* [Records shown]
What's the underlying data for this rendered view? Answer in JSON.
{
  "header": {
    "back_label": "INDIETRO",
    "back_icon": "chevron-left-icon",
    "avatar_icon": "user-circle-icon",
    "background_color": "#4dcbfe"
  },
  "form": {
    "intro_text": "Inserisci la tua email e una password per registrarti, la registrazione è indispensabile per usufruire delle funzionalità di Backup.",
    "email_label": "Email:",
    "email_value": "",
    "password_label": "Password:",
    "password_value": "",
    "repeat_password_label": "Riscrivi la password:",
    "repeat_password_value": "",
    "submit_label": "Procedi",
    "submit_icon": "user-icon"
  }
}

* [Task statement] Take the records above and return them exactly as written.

* [Solution below]
What's the underlying data for this rendered view? Answer in JSON.
{
  "header": {
    "back_label": "INDIETRO",
    "back_icon": "chevron-left-icon",
    "avatar_icon": "user-circle-icon",
    "background_color": "#4dcbfe"
  },
  "form": {
    "intro_text": "Inserisci la tua email e una password per registrarti, la registrazione è indispensabile per usufruire delle funzionalità di Backup.",
    "email_label": "Email:",
    "email_value": "",
    "password_label": "Password:",
    "password_value": "",
    "repeat_password_label": "Riscrivi la password:",
    "repeat_password_value": "",
    "submit_label": "Procedi",
    "submit_icon": "user-icon"
  }
}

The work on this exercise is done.